On Rotation: 2018

Every year, I set a goal for myself of reading 40-45 books. I’ve succeeded for the past three years and have read some really amazing novels, illuminating nonfiction, and great works of literature. This year, I want to focus my reading in two areas: books about development and economics, and books by female authors. Every month, I’ll be posting a review from each of these categories (or at least, linking to the book on Goodreads … ) – let me know if you have any recommendations!

How Rich Countries Got Rich … and Why Poor Countries Stay Poor, by Erik Reinert
The Power, by Naomi Alderman

– I flaked really badly here and in March
 I Want to Show You More, by Jamie Quatro

– n o p e
Her Body and Other Parties, by Carmen Maria Machado

Dead Aid, by Dambisa Moyo
The Grip of It, by Jac Jemc (and also Station Eleven by Emily St. John Mandel)

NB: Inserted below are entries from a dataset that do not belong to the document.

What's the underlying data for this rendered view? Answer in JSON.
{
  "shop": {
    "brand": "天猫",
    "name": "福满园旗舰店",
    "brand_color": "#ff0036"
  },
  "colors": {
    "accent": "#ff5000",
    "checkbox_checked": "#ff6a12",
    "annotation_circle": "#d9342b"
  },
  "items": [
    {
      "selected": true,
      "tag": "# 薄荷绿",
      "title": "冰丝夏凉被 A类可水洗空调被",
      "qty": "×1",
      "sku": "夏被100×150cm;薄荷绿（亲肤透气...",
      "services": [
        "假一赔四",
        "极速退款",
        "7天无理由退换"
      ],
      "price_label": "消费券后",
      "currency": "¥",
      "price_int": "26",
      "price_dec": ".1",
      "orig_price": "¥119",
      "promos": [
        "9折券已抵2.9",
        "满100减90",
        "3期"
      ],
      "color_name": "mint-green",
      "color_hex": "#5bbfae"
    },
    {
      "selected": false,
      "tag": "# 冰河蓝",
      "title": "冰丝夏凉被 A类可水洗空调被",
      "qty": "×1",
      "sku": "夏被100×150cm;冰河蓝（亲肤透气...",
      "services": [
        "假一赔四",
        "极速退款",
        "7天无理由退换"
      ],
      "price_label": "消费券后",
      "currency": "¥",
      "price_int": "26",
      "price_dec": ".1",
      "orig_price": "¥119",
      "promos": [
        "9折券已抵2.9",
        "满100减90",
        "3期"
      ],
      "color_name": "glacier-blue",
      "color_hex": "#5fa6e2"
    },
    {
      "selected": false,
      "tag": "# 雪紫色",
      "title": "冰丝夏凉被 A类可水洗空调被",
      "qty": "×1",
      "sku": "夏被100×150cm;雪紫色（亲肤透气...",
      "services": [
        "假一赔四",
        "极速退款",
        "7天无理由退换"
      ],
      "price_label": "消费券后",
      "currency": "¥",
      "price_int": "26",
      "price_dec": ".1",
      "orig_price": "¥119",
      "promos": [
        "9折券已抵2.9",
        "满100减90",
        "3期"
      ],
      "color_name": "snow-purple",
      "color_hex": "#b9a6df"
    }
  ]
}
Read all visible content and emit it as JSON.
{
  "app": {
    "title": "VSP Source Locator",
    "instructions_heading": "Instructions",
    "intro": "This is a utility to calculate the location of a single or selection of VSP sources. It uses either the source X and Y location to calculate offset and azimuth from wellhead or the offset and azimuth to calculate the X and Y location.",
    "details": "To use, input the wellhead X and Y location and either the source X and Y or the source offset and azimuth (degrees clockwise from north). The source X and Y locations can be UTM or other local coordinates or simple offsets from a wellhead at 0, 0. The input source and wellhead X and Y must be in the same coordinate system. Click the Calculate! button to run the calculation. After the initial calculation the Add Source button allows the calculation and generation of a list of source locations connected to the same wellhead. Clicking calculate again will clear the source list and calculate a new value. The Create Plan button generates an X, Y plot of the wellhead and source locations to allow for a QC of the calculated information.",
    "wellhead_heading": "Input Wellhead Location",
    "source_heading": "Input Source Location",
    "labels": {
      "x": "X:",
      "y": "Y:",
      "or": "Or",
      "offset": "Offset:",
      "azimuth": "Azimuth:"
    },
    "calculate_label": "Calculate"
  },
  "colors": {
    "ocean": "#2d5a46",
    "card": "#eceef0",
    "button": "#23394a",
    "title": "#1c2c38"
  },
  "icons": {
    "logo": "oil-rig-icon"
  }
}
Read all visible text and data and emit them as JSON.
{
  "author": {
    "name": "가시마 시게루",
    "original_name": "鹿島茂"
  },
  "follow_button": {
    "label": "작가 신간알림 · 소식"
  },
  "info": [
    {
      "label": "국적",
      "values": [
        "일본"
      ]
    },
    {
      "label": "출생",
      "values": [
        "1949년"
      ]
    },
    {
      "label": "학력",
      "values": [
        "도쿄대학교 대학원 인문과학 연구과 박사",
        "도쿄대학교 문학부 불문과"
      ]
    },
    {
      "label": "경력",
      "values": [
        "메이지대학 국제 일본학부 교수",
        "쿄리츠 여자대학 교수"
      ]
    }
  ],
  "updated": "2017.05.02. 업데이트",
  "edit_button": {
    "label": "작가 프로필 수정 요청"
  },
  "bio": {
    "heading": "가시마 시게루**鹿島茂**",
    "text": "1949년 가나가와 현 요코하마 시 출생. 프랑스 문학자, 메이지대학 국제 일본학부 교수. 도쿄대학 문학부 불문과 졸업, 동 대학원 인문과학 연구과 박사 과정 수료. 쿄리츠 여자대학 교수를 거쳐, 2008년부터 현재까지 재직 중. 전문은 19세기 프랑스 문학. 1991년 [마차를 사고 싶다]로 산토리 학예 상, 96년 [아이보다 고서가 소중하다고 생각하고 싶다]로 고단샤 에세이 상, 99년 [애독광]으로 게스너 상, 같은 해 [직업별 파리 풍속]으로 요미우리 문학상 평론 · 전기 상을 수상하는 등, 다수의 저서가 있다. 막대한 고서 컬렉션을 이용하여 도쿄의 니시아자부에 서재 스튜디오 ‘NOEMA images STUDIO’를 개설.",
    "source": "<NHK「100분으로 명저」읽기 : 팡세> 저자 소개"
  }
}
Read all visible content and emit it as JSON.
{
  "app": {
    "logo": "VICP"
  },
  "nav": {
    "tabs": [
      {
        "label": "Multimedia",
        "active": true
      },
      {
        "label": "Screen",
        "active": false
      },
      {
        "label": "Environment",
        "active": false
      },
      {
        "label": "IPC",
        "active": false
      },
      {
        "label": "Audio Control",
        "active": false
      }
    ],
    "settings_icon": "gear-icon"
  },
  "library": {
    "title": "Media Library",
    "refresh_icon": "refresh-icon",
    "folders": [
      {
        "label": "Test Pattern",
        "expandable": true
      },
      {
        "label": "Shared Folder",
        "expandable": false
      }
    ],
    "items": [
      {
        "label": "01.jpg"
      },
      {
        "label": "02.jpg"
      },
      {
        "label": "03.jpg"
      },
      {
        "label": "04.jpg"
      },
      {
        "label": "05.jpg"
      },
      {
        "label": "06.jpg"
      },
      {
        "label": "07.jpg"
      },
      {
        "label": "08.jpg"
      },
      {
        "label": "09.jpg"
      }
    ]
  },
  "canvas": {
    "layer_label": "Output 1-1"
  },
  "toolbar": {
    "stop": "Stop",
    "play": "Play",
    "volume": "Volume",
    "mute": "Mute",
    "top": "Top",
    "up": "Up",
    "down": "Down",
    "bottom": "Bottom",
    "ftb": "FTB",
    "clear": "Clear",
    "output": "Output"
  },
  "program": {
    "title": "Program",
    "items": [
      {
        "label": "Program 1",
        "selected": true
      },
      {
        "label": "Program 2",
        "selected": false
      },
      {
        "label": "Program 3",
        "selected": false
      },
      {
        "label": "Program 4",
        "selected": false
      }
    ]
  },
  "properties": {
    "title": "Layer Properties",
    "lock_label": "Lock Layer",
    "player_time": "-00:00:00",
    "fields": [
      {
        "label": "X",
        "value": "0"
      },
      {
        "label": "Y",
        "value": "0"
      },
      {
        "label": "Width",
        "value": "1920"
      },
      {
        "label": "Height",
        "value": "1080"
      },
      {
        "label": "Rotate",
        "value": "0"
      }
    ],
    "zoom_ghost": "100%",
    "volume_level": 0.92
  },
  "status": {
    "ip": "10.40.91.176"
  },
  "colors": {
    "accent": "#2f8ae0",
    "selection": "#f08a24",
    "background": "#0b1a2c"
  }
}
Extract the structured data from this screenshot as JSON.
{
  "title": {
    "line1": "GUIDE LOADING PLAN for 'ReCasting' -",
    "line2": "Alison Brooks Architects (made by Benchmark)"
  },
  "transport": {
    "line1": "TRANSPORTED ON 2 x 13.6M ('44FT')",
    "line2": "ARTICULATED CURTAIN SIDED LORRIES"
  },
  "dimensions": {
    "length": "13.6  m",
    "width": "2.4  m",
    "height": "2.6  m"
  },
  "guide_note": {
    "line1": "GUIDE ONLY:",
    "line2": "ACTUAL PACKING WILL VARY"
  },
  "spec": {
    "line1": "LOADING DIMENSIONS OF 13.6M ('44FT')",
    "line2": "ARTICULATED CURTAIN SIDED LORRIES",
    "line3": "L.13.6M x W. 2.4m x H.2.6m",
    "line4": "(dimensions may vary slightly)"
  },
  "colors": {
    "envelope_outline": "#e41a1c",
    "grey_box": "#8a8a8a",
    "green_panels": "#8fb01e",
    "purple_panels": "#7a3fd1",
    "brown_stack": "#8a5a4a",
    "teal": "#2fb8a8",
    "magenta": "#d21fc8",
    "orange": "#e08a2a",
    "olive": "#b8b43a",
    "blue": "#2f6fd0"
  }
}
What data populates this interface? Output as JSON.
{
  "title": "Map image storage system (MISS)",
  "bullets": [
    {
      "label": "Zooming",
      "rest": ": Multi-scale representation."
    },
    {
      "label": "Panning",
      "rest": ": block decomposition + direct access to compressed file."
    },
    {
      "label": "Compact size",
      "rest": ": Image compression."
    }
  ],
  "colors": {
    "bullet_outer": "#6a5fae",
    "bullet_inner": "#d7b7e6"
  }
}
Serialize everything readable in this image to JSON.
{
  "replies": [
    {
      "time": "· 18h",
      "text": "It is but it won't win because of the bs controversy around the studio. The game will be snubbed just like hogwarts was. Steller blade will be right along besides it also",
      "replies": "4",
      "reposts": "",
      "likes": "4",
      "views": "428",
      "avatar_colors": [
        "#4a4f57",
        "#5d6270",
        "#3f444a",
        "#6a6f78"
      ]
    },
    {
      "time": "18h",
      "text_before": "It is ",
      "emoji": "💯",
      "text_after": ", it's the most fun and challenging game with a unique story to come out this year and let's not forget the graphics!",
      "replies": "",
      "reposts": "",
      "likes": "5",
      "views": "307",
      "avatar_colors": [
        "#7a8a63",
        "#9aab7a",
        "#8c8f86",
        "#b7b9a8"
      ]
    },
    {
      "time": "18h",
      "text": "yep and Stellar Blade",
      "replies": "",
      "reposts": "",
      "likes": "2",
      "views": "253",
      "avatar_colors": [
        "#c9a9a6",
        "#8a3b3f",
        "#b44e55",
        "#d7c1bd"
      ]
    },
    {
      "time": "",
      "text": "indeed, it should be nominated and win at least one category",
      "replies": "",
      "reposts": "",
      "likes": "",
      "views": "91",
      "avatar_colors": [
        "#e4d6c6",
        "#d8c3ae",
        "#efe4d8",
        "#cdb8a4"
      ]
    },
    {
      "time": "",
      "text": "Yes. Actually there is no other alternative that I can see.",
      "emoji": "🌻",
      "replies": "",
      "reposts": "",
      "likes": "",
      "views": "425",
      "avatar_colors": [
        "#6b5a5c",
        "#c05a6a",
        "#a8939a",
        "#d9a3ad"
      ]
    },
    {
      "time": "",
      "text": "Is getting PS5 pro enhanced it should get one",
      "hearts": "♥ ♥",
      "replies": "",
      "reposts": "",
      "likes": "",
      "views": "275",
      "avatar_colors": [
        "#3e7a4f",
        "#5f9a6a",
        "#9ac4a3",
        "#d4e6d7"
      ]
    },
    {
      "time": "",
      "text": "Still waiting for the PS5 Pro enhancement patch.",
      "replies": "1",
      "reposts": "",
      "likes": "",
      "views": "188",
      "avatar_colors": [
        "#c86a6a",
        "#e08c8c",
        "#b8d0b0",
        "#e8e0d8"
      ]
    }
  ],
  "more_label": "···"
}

The Bottom Billion, by Paul Collier
Major Pettigrew’s Last Stand, by Helen Simonson

– Globalization and Its Discontents, by Joseph Stiglitz
– Fever Dream, by Samantha Schweblin

– The White Man’s Burden, by William Easterly
– Sing, Unburied, Sing, by Jesmyn Ward

– Pathologies of Power, by Paul Farmer
– H is for Hawk, by Helen Macdonald

– Capital in the Twenty-First Century, by Thomas Piketty
– Thieves in the Afterlife, by Kendra Decolo

– A World of Three Zeros, by Muhammad Yunus
– What It Means When a Man Falls from the Sky, by Lesley Nneka Arimah

– Common Wealth, by Jeffrey Sachs
– A Book of American Martyrs
, by Joyce Carol Oates

– Poor Economics, by Abhijit Banerjee
– Little Fires Everywhere
, by Celeste Ng